  • The knee meniscus is an important cartilage structure
  • It’s function is to support and stabilise the joint
  • An injury to the meniscus of the knee can result in a tear
  • Symptoms may include pain on the sides of the joint (especially pain on the inner side of the knee), swelling, clicking and locking (unable to straighten the knee). Often patients complain only of pain in the back of the leg behind the knee
  • Unfortunately the meniscus has a poor blood supply and may not heal without surgery
  • If left untreated, there is a high risk of developing painful arthritis
  • Surgery is performed arthroscopically (“keyhole” or minimally invasive surgery) – this is associated with faster recovery time and minimal scarring
  • The operation is done as a day case procedure (no overnight stay in hospital) under general anaesthetic
  • The knee meniscus tear is repaired using special sutures.
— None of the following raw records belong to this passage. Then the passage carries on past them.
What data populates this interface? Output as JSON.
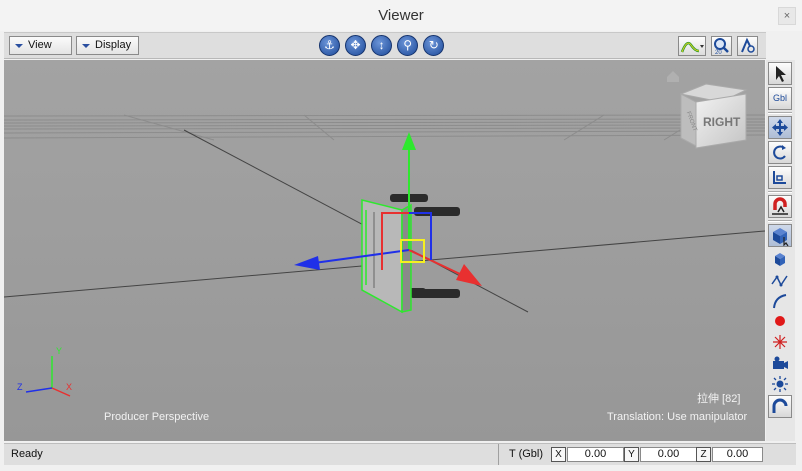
{
  "window": {
    "title": "Viewer",
    "close_glyph": "×"
  },
  "toolbar": {
    "view_menu": "View",
    "display_menu": "Display",
    "nav_icons": [
      "anchor-icon",
      "pan-icon",
      "dolly-icon",
      "zoom-icon",
      "orbit-icon"
    ],
    "right_icons": [
      "curve-icon",
      "zoom-fit-icon",
      "camera-settings-icon"
    ],
    "zoom_icon_text": "20"
  },
  "viewport": {
    "camera_label": "Producer Perspective",
    "selection_label": "拉伸 [82]",
    "hint_label": "Translation: Use manipulator",
    "viewcube_face": "RIGHT",
    "viewcube_side": "FRONT",
    "axis_labels": {
      "x": "X",
      "y": "Y",
      "z": "Z"
    },
    "colors": {
      "background": "#9c9c9c",
      "x_axis": "#e83030",
      "y_axis": "#2ee82e",
      "z_axis": "#2030e8",
      "selection": "#f5f020"
    }
  },
  "side_toolbar": {
    "gbl_label": "Gbl",
    "tools": [
      "select-icon",
      "global-mode",
      "move-icon",
      "rotate-icon",
      "scale-icon",
      "magnet-icon",
      "component-cube-icon",
      "vertex-icon",
      "curve-icon",
      "edge-icon",
      "point-icon",
      "pivot-icon",
      "camera-tool-icon",
      "light-icon",
      "hook-icon"
    ]
  },
  "statusbar": {
    "status": "Ready",
    "mode": "T (Gbl)",
    "x_label": "X",
    "x_value": "0.00",
    "y_label": "Y",
    "y_value": "0.00",
    "z_label": "Z",
    "z_value": "0.00"
  }
}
Crutches and a brace are necessary afterwards
  • If a repair is not possible (often the case), the torn fragment of cartilage is removed (partial meniscectomy or debridement). In this case patients can usually put weight on their leg immediately after the operation
  • Return to work is usually possible early after surgery, especially if a debridement has been performed